There is an increasing level of tension as the film proceeds and the witnesses keep interacting with with each other, with the brother who angrily outed them and especially Caitlin with the initially sympathetic but ultimately suspicious Police Detective Boyd (Jeremy Holm). The problem is that none of the characters are particularly interesting so like every other film, it suffers by having the audience unable to identify with the protagonist. In a word, you don’t really care if the “bad samaritans” get their karmic comeuppance or not.
Worse is that the entire film feels heavy and ponderous. I really enjoyed the entire Final Destination series, with its terrific balance of peril and crazy, Rube Goldberg-esque deaths (some of which will stick with you for years, they’re darn ingenious). It’s a tricky balance to have a story that’s fun, entertaining and still sufficiently horrific that it offers the occasional shot of adrenalin for the viewer too. It’s not a good horror film if you aren’t yellow at the protagonist at least once not to go in the room, answer the phone, check out the basement or head to the outhouse during the lightning storm!
Instead of that, writer/director Jeffrey Reddick offers up a pivotal event that is already far more heavy than anything that triggers the action in any of the five Final Destination films (note: Reddick wrote all but Final Destination 4, according to IMDb). There’s a psychic cost to the viewer watching a man beaten to death by an assailant, even without the lack of a good samaritan stepping in to change things. While most of us might have a similar response of turning away, walking away or just watching as a voyeur, that’s just a questionable launching point for a horror movie that seeks to have us identify with the group of witnesses so we can actually care when they are in mortal peril.

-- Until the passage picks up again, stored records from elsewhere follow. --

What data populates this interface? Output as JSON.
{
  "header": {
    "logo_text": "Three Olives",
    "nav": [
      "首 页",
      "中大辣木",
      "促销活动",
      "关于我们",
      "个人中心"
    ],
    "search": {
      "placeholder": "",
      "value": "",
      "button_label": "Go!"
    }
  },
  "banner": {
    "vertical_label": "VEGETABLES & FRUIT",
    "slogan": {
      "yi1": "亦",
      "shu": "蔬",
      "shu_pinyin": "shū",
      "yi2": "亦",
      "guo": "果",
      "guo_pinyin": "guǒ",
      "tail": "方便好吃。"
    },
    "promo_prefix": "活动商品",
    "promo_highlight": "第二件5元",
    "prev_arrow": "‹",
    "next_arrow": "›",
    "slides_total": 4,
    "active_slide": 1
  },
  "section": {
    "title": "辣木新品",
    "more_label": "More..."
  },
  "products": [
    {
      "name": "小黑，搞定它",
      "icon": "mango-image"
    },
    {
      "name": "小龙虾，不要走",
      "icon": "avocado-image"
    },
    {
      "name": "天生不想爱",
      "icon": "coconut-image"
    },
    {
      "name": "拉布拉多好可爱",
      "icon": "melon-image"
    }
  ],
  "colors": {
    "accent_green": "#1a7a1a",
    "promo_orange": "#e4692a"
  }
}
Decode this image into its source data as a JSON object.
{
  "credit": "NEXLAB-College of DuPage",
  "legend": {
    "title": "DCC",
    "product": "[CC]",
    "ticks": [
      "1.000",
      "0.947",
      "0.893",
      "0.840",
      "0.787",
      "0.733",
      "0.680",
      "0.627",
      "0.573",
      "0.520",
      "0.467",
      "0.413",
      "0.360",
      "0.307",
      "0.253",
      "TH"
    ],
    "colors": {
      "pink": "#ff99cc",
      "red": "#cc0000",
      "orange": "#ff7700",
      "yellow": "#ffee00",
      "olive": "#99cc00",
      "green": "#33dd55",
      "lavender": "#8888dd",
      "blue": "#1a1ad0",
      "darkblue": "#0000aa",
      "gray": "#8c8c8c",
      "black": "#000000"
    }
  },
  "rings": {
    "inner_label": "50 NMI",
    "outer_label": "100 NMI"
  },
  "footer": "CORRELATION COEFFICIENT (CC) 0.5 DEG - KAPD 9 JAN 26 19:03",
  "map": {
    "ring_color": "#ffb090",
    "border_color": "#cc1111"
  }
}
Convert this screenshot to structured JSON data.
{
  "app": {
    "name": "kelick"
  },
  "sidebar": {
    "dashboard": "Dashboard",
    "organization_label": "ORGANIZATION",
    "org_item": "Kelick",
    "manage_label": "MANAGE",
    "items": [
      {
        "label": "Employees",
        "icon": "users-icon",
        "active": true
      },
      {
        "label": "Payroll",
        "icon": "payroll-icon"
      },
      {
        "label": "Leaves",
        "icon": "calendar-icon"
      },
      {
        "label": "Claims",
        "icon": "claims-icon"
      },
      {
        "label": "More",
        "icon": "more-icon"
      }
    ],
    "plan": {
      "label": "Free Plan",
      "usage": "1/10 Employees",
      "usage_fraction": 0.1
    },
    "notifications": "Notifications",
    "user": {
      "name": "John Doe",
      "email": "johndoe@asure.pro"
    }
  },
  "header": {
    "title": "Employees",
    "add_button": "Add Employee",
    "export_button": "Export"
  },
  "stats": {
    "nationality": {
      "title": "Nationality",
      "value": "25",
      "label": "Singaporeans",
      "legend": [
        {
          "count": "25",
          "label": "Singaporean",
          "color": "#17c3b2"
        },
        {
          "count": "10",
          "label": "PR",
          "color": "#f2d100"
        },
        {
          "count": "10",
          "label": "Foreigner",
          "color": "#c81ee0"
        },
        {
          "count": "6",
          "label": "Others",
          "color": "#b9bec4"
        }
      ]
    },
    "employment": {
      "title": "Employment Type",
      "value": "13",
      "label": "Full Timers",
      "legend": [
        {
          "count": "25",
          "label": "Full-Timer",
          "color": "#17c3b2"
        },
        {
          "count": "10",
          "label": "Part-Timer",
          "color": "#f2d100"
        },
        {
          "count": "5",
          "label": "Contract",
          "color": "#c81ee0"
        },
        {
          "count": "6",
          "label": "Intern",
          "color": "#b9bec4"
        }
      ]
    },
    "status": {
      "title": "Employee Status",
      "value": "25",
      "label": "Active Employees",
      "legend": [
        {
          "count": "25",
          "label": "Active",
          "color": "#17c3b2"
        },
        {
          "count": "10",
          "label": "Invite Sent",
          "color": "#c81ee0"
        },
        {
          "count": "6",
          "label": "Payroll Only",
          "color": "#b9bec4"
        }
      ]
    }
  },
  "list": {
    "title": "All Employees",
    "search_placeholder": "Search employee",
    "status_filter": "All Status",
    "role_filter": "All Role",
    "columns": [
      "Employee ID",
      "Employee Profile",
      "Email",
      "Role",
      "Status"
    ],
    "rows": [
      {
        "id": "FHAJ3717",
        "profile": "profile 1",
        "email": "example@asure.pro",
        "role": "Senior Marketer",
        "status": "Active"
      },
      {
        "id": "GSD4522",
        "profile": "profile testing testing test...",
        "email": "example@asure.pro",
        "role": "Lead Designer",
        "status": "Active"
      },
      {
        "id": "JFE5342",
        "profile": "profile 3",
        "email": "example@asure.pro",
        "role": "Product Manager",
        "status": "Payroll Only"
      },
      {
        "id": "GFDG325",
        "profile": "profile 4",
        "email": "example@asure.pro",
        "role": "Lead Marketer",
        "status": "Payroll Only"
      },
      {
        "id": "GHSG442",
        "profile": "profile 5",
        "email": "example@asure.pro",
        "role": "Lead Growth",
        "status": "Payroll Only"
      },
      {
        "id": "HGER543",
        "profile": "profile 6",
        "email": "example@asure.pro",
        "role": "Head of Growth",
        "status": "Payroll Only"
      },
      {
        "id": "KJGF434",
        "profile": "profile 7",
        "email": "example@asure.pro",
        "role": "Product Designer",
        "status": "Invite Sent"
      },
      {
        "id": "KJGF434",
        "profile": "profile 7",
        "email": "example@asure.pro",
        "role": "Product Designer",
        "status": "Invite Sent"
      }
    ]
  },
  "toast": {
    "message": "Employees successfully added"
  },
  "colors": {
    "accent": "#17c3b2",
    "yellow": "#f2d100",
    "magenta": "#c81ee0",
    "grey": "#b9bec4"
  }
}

There’s also the angle of cinemagoer as voyeur too, as brilliantly exploited in the marvelous Rear Window (and so many other films). That level of sophistication in the storytelling is beyond what Reddick offers, making me want to see how a more seasoned director like Jordan Peele might have tackled a film with this basic premise. As is, I can’t recommend Don’t Look Back even to the most hardcore horror fans. Go re-watch one of the Final Destination series instead; it’ll be time better spent.